How long a substance stays in the body depends on what it is. Drugs like alcohol, which are primarily water based, will remain only for a short duration and are flushed out via the kidneys and liver. A few days and a lot of water ingested will essentially clear out the toxins in the body that are traceable. Marijuana tends to bind to proteins and can be traced in the blood for months as well as in hair and in urine samples for a period of several weeks after use, especially for frequent users. Cocaine tends to eliminate itself a little quicker from the body, as does heroin and MDMA, but all of these drugs remain in hair for a long time. It is not possible to ‘clean out’ hair or blood, so picky employers may choose these methods which tend to be harder to fool.
There is a market out there for products to fool drug tests. If they work, or if home concoctions and recipes that can be found on the internet or in books work, is not guaranteed. But often these leave behind a residue which may also show up on a drug test to the detriment of the testee. Keep that in mind. Some employers have gotten wiser and even though drug tests have become more refined, may require more than one type of test. They might ask for a combination of blood and a hair sample, or saliva and blood, or anything, in case one possible route of testing has been altered. And to refuse one test type while willfully submitting to another looks very suspicious.
When going for a test of any sort, please remember to take any prescription medications along.

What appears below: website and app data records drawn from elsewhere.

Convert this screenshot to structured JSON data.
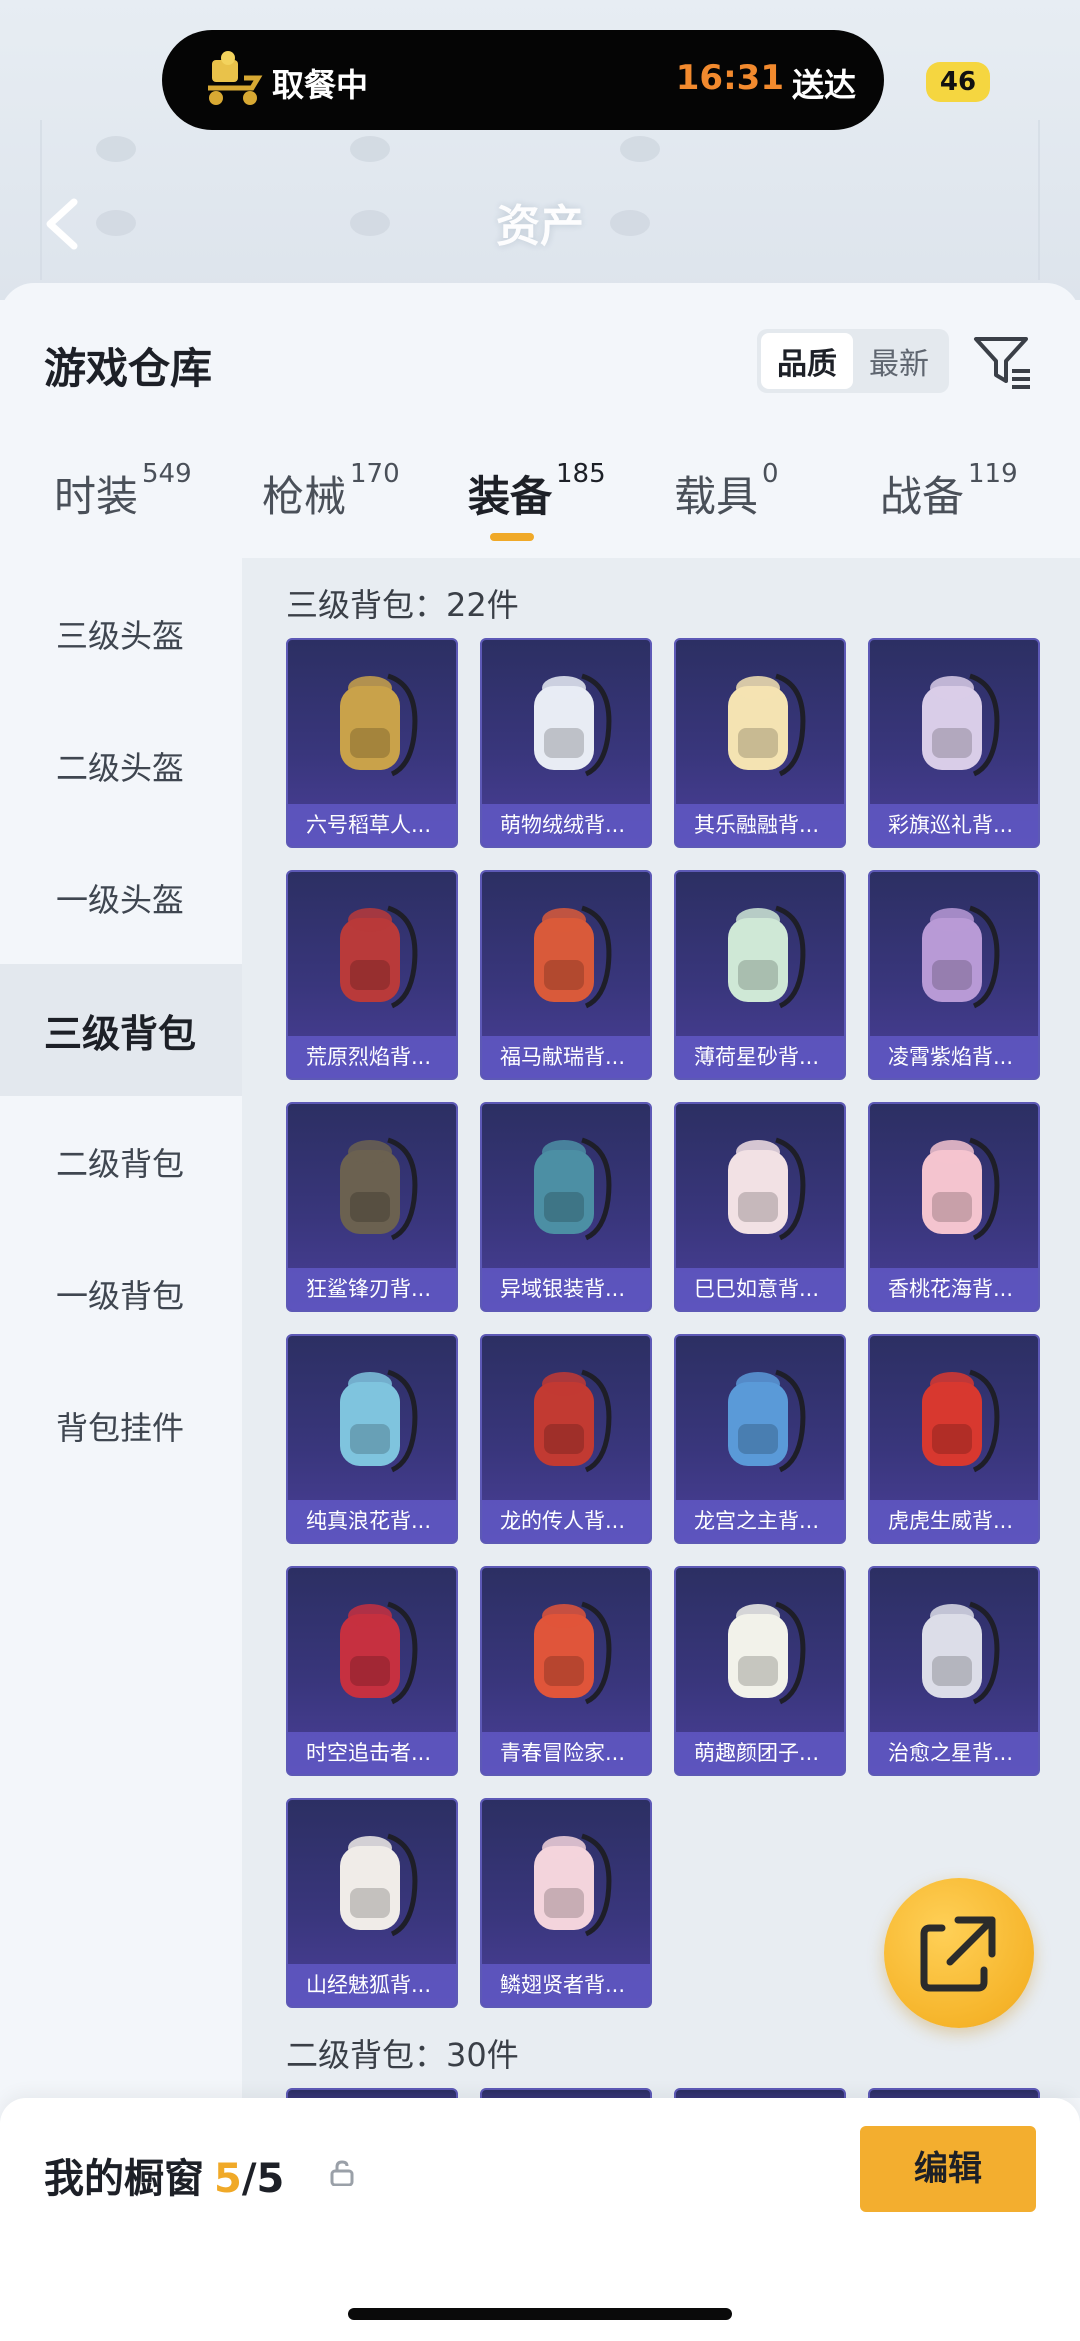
{
  "status": {
    "delivery_status": "取餐中",
    "delivery_time": "16:31",
    "delivery_suffix": "送达",
    "battery": "46"
  },
  "header": {
    "title": "资产"
  },
  "warehouse": {
    "title": "游戏仓库",
    "sort_options": [
      "品质",
      "最新"
    ],
    "active_sort": "品质"
  },
  "tabs": [
    {
      "label": "时装",
      "count": "549"
    },
    {
      "label": "枪械",
      "count": "170"
    },
    {
      "label": "装备",
      "count": "185"
    },
    {
      "label": "载具",
      "count": "0"
    },
    {
      "label": "战备",
      "count": "119"
    }
  ],
  "active_tab": "装备",
  "sidebar": {
    "items": [
      "三级头盔",
      "二级头盔",
      "一级头盔",
      "三级背包",
      "二级背包",
      "一级背包",
      "背包挂件"
    ],
    "active": "三级背包"
  },
  "sections": [
    {
      "title": "三级背包：22件",
      "items": [
        {
          "name": "六号稻草人...",
          "color": "#c9a24a"
        },
        {
          "name": "萌物绒绒背...",
          "color": "#e8ecf4"
        },
        {
          "name": "其乐融融背...",
          "color": "#f4e3b2"
        },
        {
          "name": "彩旗巡礼背...",
          "color": "#d9cde8"
        },
        {
          "name": "荒原烈焰背...",
          "color": "#b93a3a"
        },
        {
          "name": "福马献瑞背...",
          "color": "#d95a3a"
        },
        {
          "name": "薄荷星砂背...",
          "color": "#cfe8d6"
        },
        {
          "name": "凌霄紫焰背...",
          "color": "#b89ad6"
        },
        {
          "name": "狂鲨锋刃背...",
          "color": "#6b6150"
        },
        {
          "name": "异域银装背...",
          "color": "#4c8fa4"
        },
        {
          "name": "巳巳如意背...",
          "color": "#f2e1e4"
        },
        {
          "name": "香桃花海背...",
          "color": "#f4c4cf"
        },
        {
          "name": "纯真浪花背...",
          "color": "#7fc4de"
        },
        {
          "name": "龙的传人背...",
          "color": "#c23a32"
        },
        {
          "name": "龙宫之主背...",
          "color": "#5a9ad8"
        },
        {
          "name": "虎虎生威背...",
          "color": "#d8382f"
        },
        {
          "name": "时空追击者...",
          "color": "#c63040"
        },
        {
          "name": "青春冒险家...",
          "color": "#e0553a"
        },
        {
          "name": "萌趣颜团子...",
          "color": "#f2f2ea"
        },
        {
          "name": "治愈之星背...",
          "color": "#dcdde8"
        },
        {
          "name": "山经魅狐背...",
          "color": "#f0ece8"
        },
        {
          "name": "鳞翅贤者背...",
          "color": "#f3d4dc"
        }
      ]
    },
    {
      "title": "二级背包：30件"
    }
  ],
  "showcase": {
    "label": "我的橱窗",
    "count": "5",
    "total": "/5",
    "edit_label": "编辑"
  }
}
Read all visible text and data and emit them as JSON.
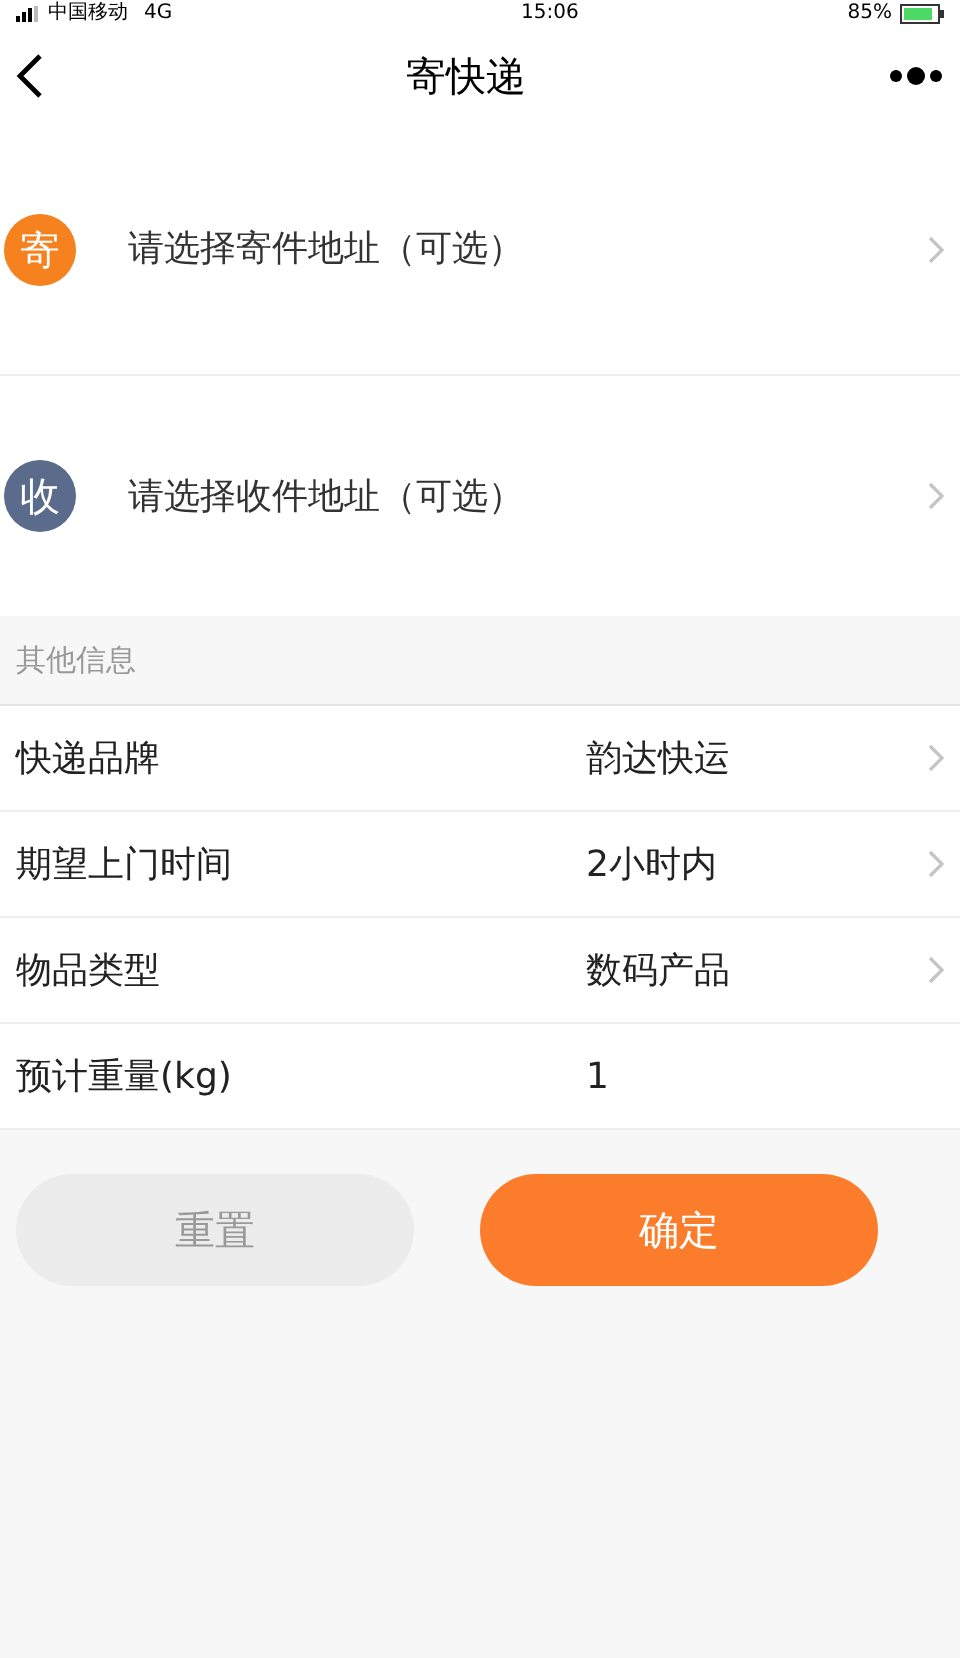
{
  "status_bar": {
    "carrier": "中国移动",
    "network": "4G",
    "time": "15:06",
    "battery": "85%"
  },
  "nav": {
    "title": "寄快递"
  },
  "addresses": [
    {
      "badge": "寄",
      "color": "#f5821f",
      "placeholder": "请选择寄件地址（可选）"
    },
    {
      "badge": "收",
      "color": "#5a6b8c",
      "placeholder": "请选择收件地址（可选）"
    }
  ],
  "section": {
    "title": "其他信息"
  },
  "fields": [
    {
      "kind": "select",
      "label": "快递品牌",
      "value": "韵达快运"
    },
    {
      "kind": "select",
      "label": "期望上门时间",
      "value": "2小时内"
    },
    {
      "kind": "select",
      "label": "物品类型",
      "value": "数码产品"
    },
    {
      "kind": "input",
      "label": "预计重量(kg)",
      "value": "1"
    }
  ],
  "buttons": [
    {
      "kind": "secondary",
      "label": "重置"
    },
    {
      "kind": "primary",
      "label": "确定"
    }
  ]
}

You may be prescribed something that is a controlled substance, such as Xanax, that might set off something in the drug test. The testing place needs to be aware of any medications you are taking and it helps if they can see that you are legally prescribed something that might otherwise be considered a controlled substance. Pain medications will show up on a drug test and you do not want them to think you are taking heroin! Avoid any confusion and mishaps to this effect. And it is acceptable to ask questions regarding your medications. The internet can also be a great source, but don’t take everything at full value.